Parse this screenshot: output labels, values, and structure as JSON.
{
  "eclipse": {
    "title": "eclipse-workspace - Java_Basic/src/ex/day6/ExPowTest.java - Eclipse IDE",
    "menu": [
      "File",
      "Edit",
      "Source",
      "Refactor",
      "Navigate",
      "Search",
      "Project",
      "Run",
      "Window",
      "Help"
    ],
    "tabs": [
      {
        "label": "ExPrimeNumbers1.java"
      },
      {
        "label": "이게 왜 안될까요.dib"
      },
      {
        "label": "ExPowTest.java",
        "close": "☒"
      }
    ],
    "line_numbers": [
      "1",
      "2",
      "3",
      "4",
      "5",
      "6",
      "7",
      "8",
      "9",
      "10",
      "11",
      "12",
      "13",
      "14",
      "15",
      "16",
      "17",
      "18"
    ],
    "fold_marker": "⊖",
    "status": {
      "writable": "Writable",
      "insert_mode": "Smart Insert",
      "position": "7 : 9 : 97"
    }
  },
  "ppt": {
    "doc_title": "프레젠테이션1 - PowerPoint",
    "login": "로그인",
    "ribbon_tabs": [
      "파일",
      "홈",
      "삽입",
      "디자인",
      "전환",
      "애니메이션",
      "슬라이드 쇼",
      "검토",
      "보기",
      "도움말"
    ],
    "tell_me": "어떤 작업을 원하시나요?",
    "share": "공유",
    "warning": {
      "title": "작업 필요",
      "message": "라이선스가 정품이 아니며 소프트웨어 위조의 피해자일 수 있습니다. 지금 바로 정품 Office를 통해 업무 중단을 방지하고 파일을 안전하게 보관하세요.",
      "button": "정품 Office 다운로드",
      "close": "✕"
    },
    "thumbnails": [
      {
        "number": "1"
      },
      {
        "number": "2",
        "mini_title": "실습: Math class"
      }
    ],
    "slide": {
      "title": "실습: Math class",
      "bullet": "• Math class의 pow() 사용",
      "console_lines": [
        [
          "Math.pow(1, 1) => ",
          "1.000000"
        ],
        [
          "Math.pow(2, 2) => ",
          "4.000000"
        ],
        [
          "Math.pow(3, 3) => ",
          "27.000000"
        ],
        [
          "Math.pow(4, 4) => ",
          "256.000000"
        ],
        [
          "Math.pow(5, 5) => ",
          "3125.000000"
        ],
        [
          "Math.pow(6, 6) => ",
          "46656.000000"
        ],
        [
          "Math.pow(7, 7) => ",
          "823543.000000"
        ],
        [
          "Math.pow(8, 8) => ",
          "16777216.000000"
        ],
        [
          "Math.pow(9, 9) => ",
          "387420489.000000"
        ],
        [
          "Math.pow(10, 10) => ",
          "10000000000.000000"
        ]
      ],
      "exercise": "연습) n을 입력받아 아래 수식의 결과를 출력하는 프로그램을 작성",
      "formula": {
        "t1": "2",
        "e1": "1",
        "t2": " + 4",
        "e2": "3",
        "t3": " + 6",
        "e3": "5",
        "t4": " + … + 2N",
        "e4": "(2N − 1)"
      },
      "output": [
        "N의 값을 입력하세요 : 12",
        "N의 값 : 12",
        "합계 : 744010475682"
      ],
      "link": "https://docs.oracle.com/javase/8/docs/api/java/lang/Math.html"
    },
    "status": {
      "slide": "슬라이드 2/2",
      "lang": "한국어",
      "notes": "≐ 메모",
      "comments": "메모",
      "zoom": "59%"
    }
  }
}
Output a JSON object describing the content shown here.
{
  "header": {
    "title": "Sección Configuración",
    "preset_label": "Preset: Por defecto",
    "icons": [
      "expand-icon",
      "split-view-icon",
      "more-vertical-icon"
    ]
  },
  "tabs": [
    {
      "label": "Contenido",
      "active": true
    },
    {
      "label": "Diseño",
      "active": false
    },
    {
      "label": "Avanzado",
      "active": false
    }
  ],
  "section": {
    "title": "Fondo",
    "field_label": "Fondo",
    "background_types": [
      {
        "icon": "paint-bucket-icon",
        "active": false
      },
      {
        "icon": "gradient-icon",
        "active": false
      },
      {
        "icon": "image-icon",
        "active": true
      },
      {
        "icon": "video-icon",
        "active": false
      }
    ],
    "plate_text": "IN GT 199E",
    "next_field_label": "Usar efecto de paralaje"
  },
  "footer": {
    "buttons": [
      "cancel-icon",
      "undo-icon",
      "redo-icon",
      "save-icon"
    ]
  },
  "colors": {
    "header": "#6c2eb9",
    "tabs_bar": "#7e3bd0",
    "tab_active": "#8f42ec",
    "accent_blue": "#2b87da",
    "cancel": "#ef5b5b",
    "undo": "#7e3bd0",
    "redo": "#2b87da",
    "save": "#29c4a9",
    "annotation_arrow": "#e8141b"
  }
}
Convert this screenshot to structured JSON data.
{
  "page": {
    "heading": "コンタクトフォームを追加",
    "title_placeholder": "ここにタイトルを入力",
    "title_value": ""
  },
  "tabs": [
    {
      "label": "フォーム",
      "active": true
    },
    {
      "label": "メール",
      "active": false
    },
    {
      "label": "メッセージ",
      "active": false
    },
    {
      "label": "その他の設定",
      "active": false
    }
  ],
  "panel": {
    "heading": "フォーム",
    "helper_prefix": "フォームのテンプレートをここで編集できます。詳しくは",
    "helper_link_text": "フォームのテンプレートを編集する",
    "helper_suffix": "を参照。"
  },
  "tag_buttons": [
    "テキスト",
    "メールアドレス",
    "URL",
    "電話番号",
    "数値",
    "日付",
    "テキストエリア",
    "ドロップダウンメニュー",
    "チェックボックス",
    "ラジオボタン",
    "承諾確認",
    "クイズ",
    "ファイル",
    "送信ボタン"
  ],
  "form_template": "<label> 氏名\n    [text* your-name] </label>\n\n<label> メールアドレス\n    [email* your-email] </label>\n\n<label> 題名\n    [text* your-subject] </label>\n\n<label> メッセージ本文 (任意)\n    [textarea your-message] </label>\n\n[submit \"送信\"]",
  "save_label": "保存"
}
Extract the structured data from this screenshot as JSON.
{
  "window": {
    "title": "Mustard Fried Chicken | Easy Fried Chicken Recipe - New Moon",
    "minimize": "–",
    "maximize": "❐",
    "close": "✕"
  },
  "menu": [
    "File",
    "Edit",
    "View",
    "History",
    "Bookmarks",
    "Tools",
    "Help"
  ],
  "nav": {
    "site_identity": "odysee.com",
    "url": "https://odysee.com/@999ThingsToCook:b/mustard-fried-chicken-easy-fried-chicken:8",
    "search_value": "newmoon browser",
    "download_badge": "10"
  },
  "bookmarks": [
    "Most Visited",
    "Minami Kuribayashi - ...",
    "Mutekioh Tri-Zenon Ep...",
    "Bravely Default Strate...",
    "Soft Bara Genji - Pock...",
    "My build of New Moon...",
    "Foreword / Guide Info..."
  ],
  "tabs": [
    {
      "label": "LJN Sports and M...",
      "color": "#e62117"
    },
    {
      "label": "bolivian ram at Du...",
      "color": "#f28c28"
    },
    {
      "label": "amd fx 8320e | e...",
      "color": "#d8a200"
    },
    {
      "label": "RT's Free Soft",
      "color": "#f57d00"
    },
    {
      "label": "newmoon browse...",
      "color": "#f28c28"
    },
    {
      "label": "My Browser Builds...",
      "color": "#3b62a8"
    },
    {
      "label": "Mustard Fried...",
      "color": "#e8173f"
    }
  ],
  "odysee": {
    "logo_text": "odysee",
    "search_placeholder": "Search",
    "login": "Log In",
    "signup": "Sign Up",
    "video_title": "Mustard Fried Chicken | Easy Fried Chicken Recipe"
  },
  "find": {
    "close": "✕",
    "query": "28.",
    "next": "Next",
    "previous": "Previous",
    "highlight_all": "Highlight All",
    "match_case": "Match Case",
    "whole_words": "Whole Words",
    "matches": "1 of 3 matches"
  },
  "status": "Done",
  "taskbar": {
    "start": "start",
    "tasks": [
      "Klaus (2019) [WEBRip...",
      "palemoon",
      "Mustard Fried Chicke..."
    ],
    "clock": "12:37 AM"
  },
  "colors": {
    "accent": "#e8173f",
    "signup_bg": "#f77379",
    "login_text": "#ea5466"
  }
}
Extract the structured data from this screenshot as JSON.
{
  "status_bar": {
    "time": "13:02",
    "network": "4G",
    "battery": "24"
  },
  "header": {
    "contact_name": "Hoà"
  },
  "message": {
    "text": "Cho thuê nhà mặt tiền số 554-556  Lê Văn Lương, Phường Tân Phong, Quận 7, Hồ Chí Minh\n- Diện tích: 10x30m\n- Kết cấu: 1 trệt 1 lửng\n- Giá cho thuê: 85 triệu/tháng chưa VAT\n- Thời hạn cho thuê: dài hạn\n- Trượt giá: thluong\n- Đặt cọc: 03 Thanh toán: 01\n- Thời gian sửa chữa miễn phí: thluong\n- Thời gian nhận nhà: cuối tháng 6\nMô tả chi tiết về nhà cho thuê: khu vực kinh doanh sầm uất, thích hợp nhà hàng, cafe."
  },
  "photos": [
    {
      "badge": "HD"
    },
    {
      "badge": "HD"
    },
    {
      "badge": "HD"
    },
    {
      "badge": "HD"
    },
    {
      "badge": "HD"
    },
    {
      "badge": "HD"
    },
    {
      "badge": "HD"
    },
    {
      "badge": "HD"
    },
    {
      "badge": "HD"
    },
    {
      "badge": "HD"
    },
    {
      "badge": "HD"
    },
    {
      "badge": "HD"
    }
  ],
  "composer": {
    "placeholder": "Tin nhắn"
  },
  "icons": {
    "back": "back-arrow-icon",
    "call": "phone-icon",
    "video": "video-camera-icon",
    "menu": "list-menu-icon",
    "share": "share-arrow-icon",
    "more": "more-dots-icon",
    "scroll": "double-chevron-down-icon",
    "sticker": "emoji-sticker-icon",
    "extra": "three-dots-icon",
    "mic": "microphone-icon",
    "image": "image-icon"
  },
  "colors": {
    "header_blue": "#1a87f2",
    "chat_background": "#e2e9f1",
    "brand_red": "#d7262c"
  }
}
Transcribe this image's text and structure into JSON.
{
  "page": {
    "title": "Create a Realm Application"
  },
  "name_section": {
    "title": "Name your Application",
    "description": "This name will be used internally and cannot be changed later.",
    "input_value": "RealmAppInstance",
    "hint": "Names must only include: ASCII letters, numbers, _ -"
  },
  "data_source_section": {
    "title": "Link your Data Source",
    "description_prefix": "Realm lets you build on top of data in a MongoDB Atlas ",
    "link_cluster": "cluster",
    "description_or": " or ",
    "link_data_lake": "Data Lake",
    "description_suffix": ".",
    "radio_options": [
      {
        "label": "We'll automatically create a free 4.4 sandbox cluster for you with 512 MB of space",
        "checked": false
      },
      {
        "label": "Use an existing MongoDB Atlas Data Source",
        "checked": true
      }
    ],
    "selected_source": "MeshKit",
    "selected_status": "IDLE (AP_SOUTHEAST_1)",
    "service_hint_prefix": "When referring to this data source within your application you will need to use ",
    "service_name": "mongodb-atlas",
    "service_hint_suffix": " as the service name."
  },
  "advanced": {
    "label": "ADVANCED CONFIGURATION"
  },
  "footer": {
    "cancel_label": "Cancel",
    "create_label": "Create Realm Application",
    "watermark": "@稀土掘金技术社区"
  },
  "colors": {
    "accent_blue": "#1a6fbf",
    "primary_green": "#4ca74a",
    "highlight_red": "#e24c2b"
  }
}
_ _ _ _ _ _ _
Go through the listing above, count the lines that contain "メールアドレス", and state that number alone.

2